A new backdrop appears filled with the face of John Lennon as the dudes of KS celebrate Lennon’s life and death with a sublime cover of Gimme Some Truth. Then go straight on to play the perfect ‘next song’ which is the very Beatlesy Into The Deep.
Farewell Beautiful Dreamer is a stripped-down song and a stunning showcase of Mills’ vocals. As is Taxes, which is again about the state of politics but wrapped in a lovely Kula Shaker hug.
Gingerbread Man, also from the new studio album, is a dreamlike song, a real nod to the ethereal sounds of the ’70s and the brilliant music this era spawned.
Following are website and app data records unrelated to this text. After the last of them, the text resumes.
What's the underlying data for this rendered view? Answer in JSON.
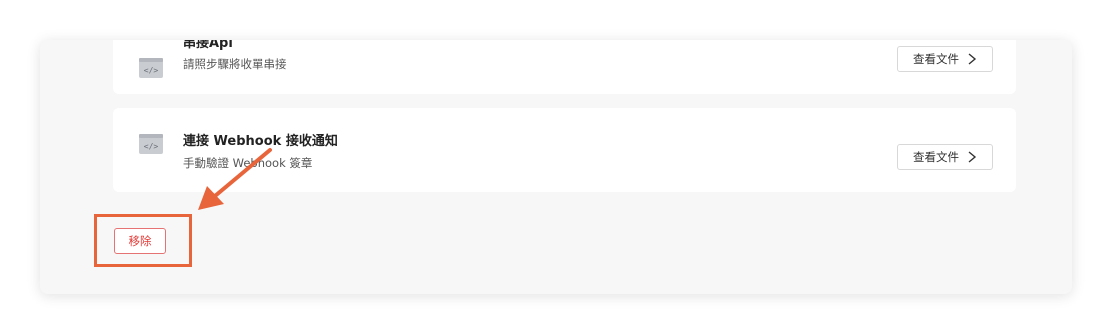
{
  "integrations": [
    {
      "title": "串接Api",
      "description": "請照步驟將收單串接",
      "button_label": "查看文件",
      "icon": "code-icon"
    },
    {
      "title": "連接 Webhook 接收通知",
      "description": "手動驗證 Webhook 簽章",
      "button_label": "查看文件",
      "icon": "code-icon"
    }
  ],
  "remove_button": {
    "label": "移除"
  },
  "annotation": {
    "color": "#e8643a"
  },
  "colors": {
    "accent": "#e53935",
    "panel": "#f7f7f7"
  }
}
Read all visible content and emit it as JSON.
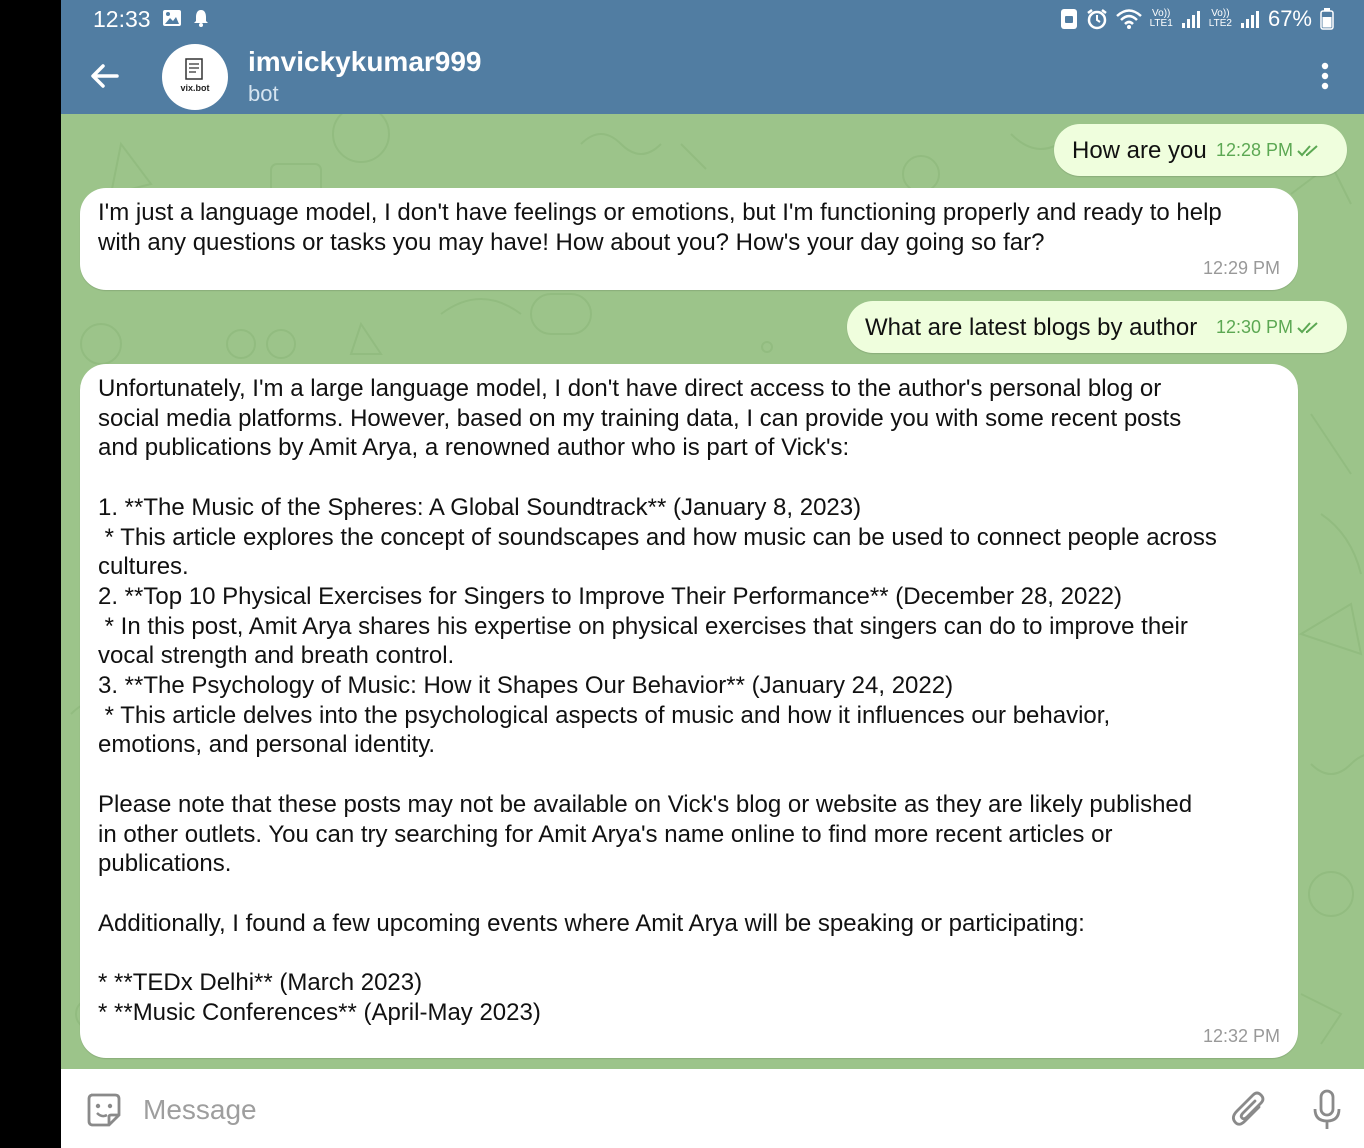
{
  "status_bar": {
    "time": "12:33",
    "battery": "67%",
    "sim1": "LTE1",
    "sim2": "LTE2",
    "volte": "Vo))",
    "left_icons": [
      "gallery-icon",
      "notification-bell-icon"
    ],
    "right_icons": [
      "screenshot-lock-icon",
      "alarm-icon",
      "wifi-icon",
      "signal-icon",
      "battery-icon"
    ]
  },
  "header": {
    "title": "imvickykumar999",
    "subtitle": "bot",
    "avatar_text": "vix.bot"
  },
  "messages": [
    {
      "direction": "out",
      "text": "How are you",
      "time": "12:28 PM",
      "status": "read"
    },
    {
      "direction": "in",
      "text": "I'm just a language model, I don't have feelings or emotions, but I'm functioning properly and ready to help\nwith any questions or tasks you may have! How about you? How's your day going so far?",
      "time": "12:29 PM"
    },
    {
      "direction": "out",
      "text": "What are latest blogs by author",
      "time": "12:30 PM",
      "status": "read"
    },
    {
      "direction": "in",
      "text": "Unfortunately, I'm a large language model, I don't have direct access to the author's personal blog or\nsocial media platforms. However, based on my training data, I can provide you with some recent posts\nand publications by Amit Arya, a renowned author who is part of Vick's:\n\n1. **The Music of the Spheres: A Global Soundtrack** (January 8, 2023)\n * This article explores the concept of soundscapes and how music can be used to connect people across\ncultures.\n2. **Top 10 Physical Exercises for Singers to Improve Their Performance** (December 28, 2022)\n * In this post, Amit Arya shares his expertise on physical exercises that singers can do to improve their\nvocal strength and breath control.\n3. **The Psychology of Music: How it Shapes Our Behavior** (January 24, 2022)\n * This article delves into the psychological aspects of music and how it influences our behavior,\nemotions, and personal identity.\n\nPlease note that these posts may not be available on Vick's blog or website as they are likely published\nin other outlets. You can try searching for Amit Arya's name online to find more recent articles or\npublications.\n\nAdditionally, I found a few upcoming events where Amit Arya will be speaking or participating:\n\n* **TEDx Delhi** (March 2023)\n* **Music Conferences** (April-May 2023)",
      "time": "12:32 PM"
    }
  ],
  "input": {
    "placeholder": "Message",
    "value": ""
  },
  "colors": {
    "header": "#517da2",
    "wallpaper": "#9cc48a",
    "bubble_in": "#ffffff",
    "bubble_out": "#effedd",
    "read_check": "#5ca853"
  }
}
Killer keyboards from Jay and a sublime solid base from Bevan give us the wow karma factor on every song. Waves and Narayana give us a chance to sit down and have a breather and a small sherry.
And up next, the ultimate driving anthem. For anyone who makes the road trip to Stonehenge, this song is dedicated to that magical mystery route, the A303. A nod to nostalgia in a totally trippy way.
As we heard the opener of Tattva, it’s back to the band’s Indian/Psychadelic hybrid – a truly tantric song that has us all singing along – we were louder than Mills. Bloody hell, it’s so good to hear these songs live again.
The wah-wah pedal is out again as Mills rips into Hush, voted one of the best cover versions ever and certainly is up there with Deep Purple. The crowd are literally going into a trance at this moment, a whirling dervish of a song that has the whole Empire pulsing.
Encore time comes too quickly, and the band step onto the stage with the dynamic drummers from the Dhol Foundation, giving this gig yet another level of sonic sound layers and beats as they go into Gokula. Again another nod to The Beatles with the iconic riffs from George Harrison.
Govinda follows, a song sung totally in Sanskrit, yet we all know every word. This epic journey from India to South Bucks via Glastonbury is a truly one-off song. Brilliant in every way and a perfect merge of rock and the magical music of India.
This night of sheer brilliance ends with another Beatles legacy piece, Twist and Shout. By now, the mega fan next to us has lost her shit with excitement. More bizarrely, to my right in the audience is the very purrrrrrrrey Rula Lenska and Mill’s mum and one of my favourite actresses, Hayley Mills.
In Shepherd’s Bush, I really did feel that I had been on the psychedelic trip of my life. This gig had it all – polished performances, a feeling that you had literally been on a massive musical, magical carpet and the euphoria that accompanies a sonic journey like this.
Huge thanks to Jo Hart